What makes for stable societies, healthy people and growing economies are policies that provide a predictable sufficiency of people’s basic needs being met. People can take risks, invest in future ventures and will be more likely to be good and active citizens, strengthening social institutions and supporting good government. Active social protection systems are important to provide this stable sufficiency, using feedback loops to fix where socio-economic shortages are anticipated, and averting crises.
And this is where the IMF’s actions of demanding slashing of state spend are so treacherous. Despite their claims to be keen to see prosperous and stable developing countries, the IMF country visit teams are demanding that the post-Covid social protection interventions be targeted, temporary and with a clear exit strategy.
At a time when the majority of people have yet to recover from the economic devastation of post-Covid-19 life, countries that committed to fiscal consolidation as part of their IMF loan conditions are being directly affected.
Fiscal consolidation, or austerity budgeting, simply put means that a state has to cut its spending. There is a complex interplay between austerity budgeting and neoliberal economics. If a country has to cut its spending on the public sector, more of the state activities are privatised. The end user ends up paying more. The costs of these services don’t disappear, they just move off budget and are paid for by those citizens who can afford them, perpetuating inequality. The citizen becomes a customer, this has the effect of reducing the social contract between citizen and state as the private sector creeps in preaching cost cutting efficiency.
Now as far back as June 2016, three members of the IMF’s research department published an article called Neoliberalism: Oversold? The authors used data to track the consequences of the introduction of neoliberal policies over time.
Where countries had opened up their financial markets to attract foreign investment as they were told, this often attracted destructive, short term and speculative investors who could manipulate countries’ currencies to maximise their profiteering. Slashing state spending in fact did not bring about the predicted economic growth and prosperity, but instead increased the vulnerability of economies to frequent financial crisis and led to increased inequalities.
Crisis and inequality fed upon themselves. The impact on poor people was that people had to sell off productive assets to pay for health costs, or drop out of school. People consumed less. This created a negative multiplier on local economies. Austerity not only negatively affects the welfare of the population, but it also leads to lower demand, which ultimately leads to higher unemployment.
The authors conclude that where debt consolidation must take place, spending cuts should be done over time, rather than using a slash and burn approach.

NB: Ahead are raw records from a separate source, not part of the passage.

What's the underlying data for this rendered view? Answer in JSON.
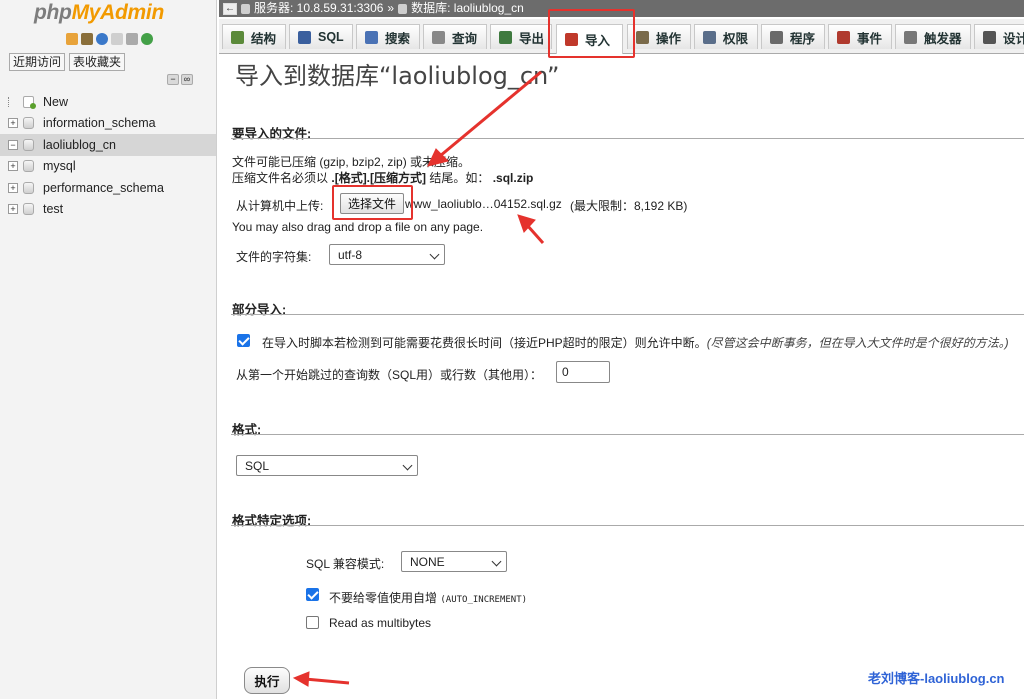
{
  "logo": {
    "php": "php",
    "myadmin": "MyAdmin"
  },
  "sidebar": {
    "tabs": [
      "近期访问",
      "表收藏夹"
    ],
    "tree": [
      {
        "label": "New",
        "type": "new"
      },
      {
        "label": "information_schema",
        "type": "db"
      },
      {
        "label": "laoliublog_cn",
        "type": "db",
        "active": true
      },
      {
        "label": "mysql",
        "type": "db"
      },
      {
        "label": "performance_schema",
        "type": "db"
      },
      {
        "label": "test",
        "type": "db"
      }
    ]
  },
  "breadcrumb": {
    "server": "服务器: 10.8.59.31:3306",
    "separator": "»",
    "database": "数据库: laoliublog_cn"
  },
  "tabs": [
    {
      "label": "结构",
      "color": "#5b8a3a"
    },
    {
      "label": "SQL",
      "color": "#3a5f9e"
    },
    {
      "label": "搜索",
      "color": "#4a72b5"
    },
    {
      "label": "查询",
      "color": "#888888"
    },
    {
      "label": "导出",
      "color": "#3f7a3f"
    },
    {
      "label": "导入",
      "color": "#c0392b",
      "active": true
    },
    {
      "label": "操作",
      "color": "#7a6a4a"
    },
    {
      "label": "权限",
      "color": "#5a6e8a"
    },
    {
      "label": "程序",
      "color": "#6a6a6a"
    },
    {
      "label": "事件",
      "color": "#b03a2e"
    },
    {
      "label": "触发器",
      "color": "#777777"
    },
    {
      "label": "设计",
      "color": "#555555"
    }
  ],
  "page_title": "导入到数据库“laoliublog_cn”",
  "file_section": {
    "heading": "要导入的文件:",
    "compress_line": "文件可能已压缩 (gzip, bzip2, zip) 或未压缩。",
    "name_prefix": "压缩文件名必须以",
    "name_bold": ".[格式].[压缩方式]",
    "name_mid": "结尾。如：",
    "name_example": ".sql.zip",
    "upload_label": "从计算机中上传:",
    "choose_button": "选择文件",
    "file_name": "www_laoliublo…04152.sql.gz",
    "max_limit": "(最大限制：8,192 KB)",
    "drag_hint": "You may also drag and drop a file on any page.",
    "charset_label": "文件的字符集:",
    "charset_value": "utf-8"
  },
  "partial_section": {
    "heading": "部分导入:",
    "allow_interrupt": "在导入时脚本若检测到可能需要花费很长时间（接近PHP超时的限定）则允许中断。",
    "allow_interrupt_note": "(尽管这会中断事务，但在导入大文件时是个很好的方法。)",
    "allow_interrupt_checked": true,
    "skip_label": "从第一个开始跳过的查询数（SQL用）或行数（其他用）：",
    "skip_value": "0"
  },
  "format_section": {
    "heading": "格式:",
    "value": "SQL"
  },
  "options_section": {
    "heading": "格式特定选项:",
    "compat_label": "SQL 兼容模式:",
    "compat_value": "NONE",
    "no_auto_zero_label": "不要给零值使用自增",
    "no_auto_zero_code": "(AUTO_INCREMENT)",
    "no_auto_zero_checked": true,
    "multibytes_label": "Read as multibytes",
    "multibytes_checked": false
  },
  "go_button": "执行",
  "watermark": "老刘博客-laoliublog.cn",
  "annotation_color": "#e5322d"
}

And yet fast forward to just over four years later. In the very eye of the global Covid-19 storm over 500 global charities, academics and social groups felt sufficiently outraged by the actions of the IMF to publish a Memorandum begging the IMF to cease and desist from doing it’s austerity damage all over again. The Memorandum uses the IMF’s own research to call for an end to inequalities, a prioritisation of people and the planet through adequate provision of needs and investment in just transitions, and it draws attention to the proven causality between austerity budgets and deepening cycles of inequalities.
It sees that there are some fundamental glitches in the global systems that are deeply evident but, those with the money seem strangely untroubled. The continued demands by the IMF on countries to adjust their sovereign policies in ways that destroy peoples’ welfare and wellbeing is pretty far out. But as long as we build those walls high enough, y’all don’t need to be worrying about that there inequality. Or do you?
Frye is director of the Social Policy Initiative